=== Section Start ===

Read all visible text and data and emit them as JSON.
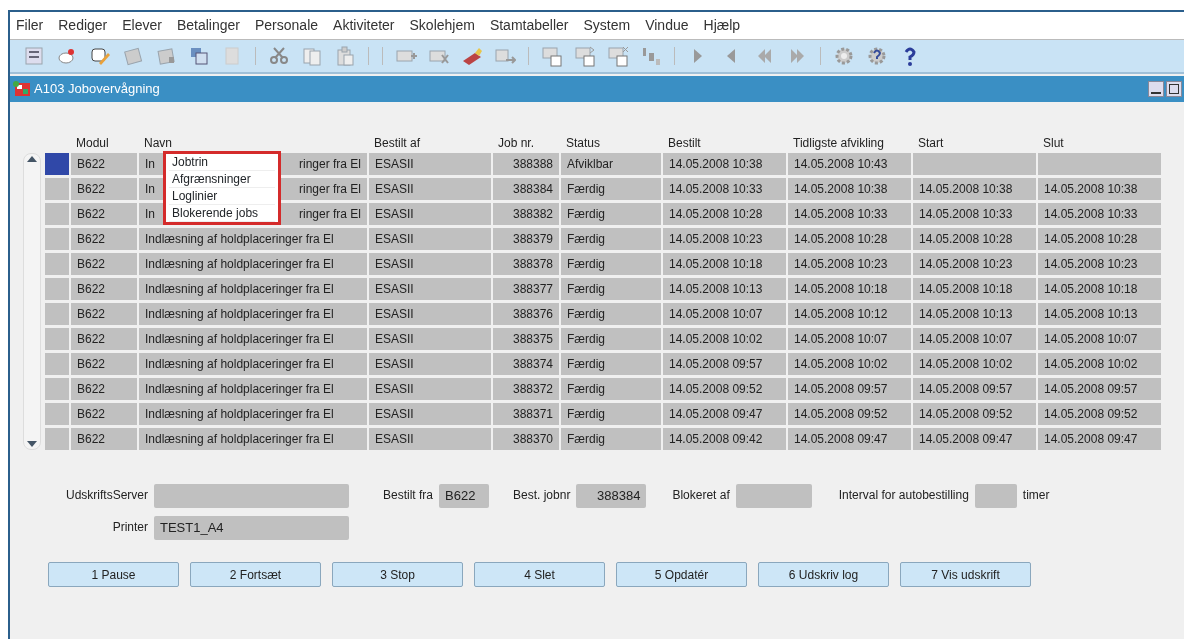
{
  "menu": [
    {
      "label": "Filer"
    },
    {
      "label": "Rediger"
    },
    {
      "label": "Elever"
    },
    {
      "label": "Betalinger"
    },
    {
      "label": "Personale"
    },
    {
      "label": "Aktiviteter"
    },
    {
      "label": "Skolehjem"
    },
    {
      "label": "Stamtabeller"
    },
    {
      "label": "System"
    },
    {
      "label": "Vindue"
    },
    {
      "label": "Hjælp"
    }
  ],
  "window": {
    "title": "A103 Jobovervågning"
  },
  "table": {
    "columns": [
      "Modul",
      "Navn",
      "Bestilt af",
      "Job nr.",
      "Status",
      "Bestilt",
      "Tidligste afvikling",
      "Start",
      "Slut"
    ],
    "rows": [
      {
        "selected": true,
        "cells": [
          "B622",
          {
            "start": "In",
            "end": "ringer fra El"
          },
          "ESASII",
          "388388",
          "Afviklbar",
          "14.05.2008 10:38",
          "14.05.2008 10:43",
          null,
          null
        ]
      },
      {
        "selected": false,
        "cells": [
          "B622",
          {
            "start": "In",
            "end": "ringer fra El"
          },
          "ESASII",
          "388384",
          "Færdig",
          "14.05.2008 10:33",
          "14.05.2008 10:38",
          "14.05.2008 10:38",
          "14.05.2008 10:38"
        ]
      },
      {
        "selected": false,
        "cells": [
          "B622",
          {
            "start": "In",
            "end": "ringer fra El"
          },
          "ESASII",
          "388382",
          "Færdig",
          "14.05.2008 10:28",
          "14.05.2008 10:33",
          "14.05.2008 10:33",
          "14.05.2008 10:33"
        ]
      },
      {
        "selected": false,
        "cells": [
          "B622",
          "Indlæsning af holdplaceringer fra El",
          "ESASII",
          "388379",
          "Færdig",
          "14.05.2008 10:23",
          "14.05.2008 10:28",
          "14.05.2008 10:28",
          "14.05.2008 10:28"
        ]
      },
      {
        "selected": false,
        "cells": [
          "B622",
          "Indlæsning af holdplaceringer fra El",
          "ESASII",
          "388378",
          "Færdig",
          "14.05.2008 10:18",
          "14.05.2008 10:23",
          "14.05.2008 10:23",
          "14.05.2008 10:23"
        ]
      },
      {
        "selected": false,
        "cells": [
          "B622",
          "Indlæsning af holdplaceringer fra El",
          "ESASII",
          "388377",
          "Færdig",
          "14.05.2008 10:13",
          "14.05.2008 10:18",
          "14.05.2008 10:18",
          "14.05.2008 10:18"
        ]
      },
      {
        "selected": false,
        "cells": [
          "B622",
          "Indlæsning af holdplaceringer fra El",
          "ESASII",
          "388376",
          "Færdig",
          "14.05.2008 10:07",
          "14.05.2008 10:12",
          "14.05.2008 10:13",
          "14.05.2008 10:13"
        ]
      },
      {
        "selected": false,
        "cells": [
          "B622",
          "Indlæsning af holdplaceringer fra El",
          "ESASII",
          "388375",
          "Færdig",
          "14.05.2008 10:02",
          "14.05.2008 10:07",
          "14.05.2008 10:07",
          "14.05.2008 10:07"
        ]
      },
      {
        "selected": false,
        "cells": [
          "B622",
          "Indlæsning af holdplaceringer fra El",
          "ESASII",
          "388374",
          "Færdig",
          "14.05.2008 09:57",
          "14.05.2008 10:02",
          "14.05.2008 10:02",
          "14.05.2008 10:02"
        ]
      },
      {
        "selected": false,
        "cells": [
          "B622",
          "Indlæsning af holdplaceringer fra El",
          "ESASII",
          "388372",
          "Færdig",
          "14.05.2008 09:52",
          "14.05.2008 09:57",
          "14.05.2008 09:57",
          "14.05.2008 09:57"
        ]
      },
      {
        "selected": false,
        "cells": [
          "B622",
          "Indlæsning af holdplaceringer fra El",
          "ESASII",
          "388371",
          "Færdig",
          "14.05.2008 09:47",
          "14.05.2008 09:52",
          "14.05.2008 09:52",
          "14.05.2008 09:52"
        ]
      },
      {
        "selected": false,
        "cells": [
          "B622",
          "Indlæsning af holdplaceringer fra El",
          "ESASII",
          "388370",
          "Færdig",
          "14.05.2008 09:42",
          "14.05.2008 09:47",
          "14.05.2008 09:47",
          "14.05.2008 09:47"
        ]
      }
    ]
  },
  "context_menu": {
    "items": [
      "Jobtrin",
      "Afgrænsninger",
      "Loglinier",
      "Blokerende jobs"
    ]
  },
  "form": {
    "udskriftsserver": {
      "label": "UdskriftsServer"
    },
    "printer": {
      "label": "Printer",
      "value": "TEST1_A4"
    },
    "bestilt_fra": {
      "label": "Bestilt fra",
      "value": "B622"
    },
    "best_jobnr": {
      "label": "Best. jobnr",
      "value": "388384"
    },
    "blokeret_af": {
      "label": "Blokeret af"
    },
    "interval": {
      "label": "Interval for autobestilling",
      "unit": "timer"
    }
  },
  "buttons": [
    "1 Pause",
    "2 Fortsæt",
    "3 Stop",
    "4 Slet",
    "5 Opdatér",
    "6 Udskriv log",
    "7 Vis udskrift"
  ]
}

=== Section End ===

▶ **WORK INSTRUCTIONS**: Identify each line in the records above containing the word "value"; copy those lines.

▶ **PROBLEM SOLUTION**:
      "value": "TEST1_A4"
      "value": "B622"
      "value": "388384"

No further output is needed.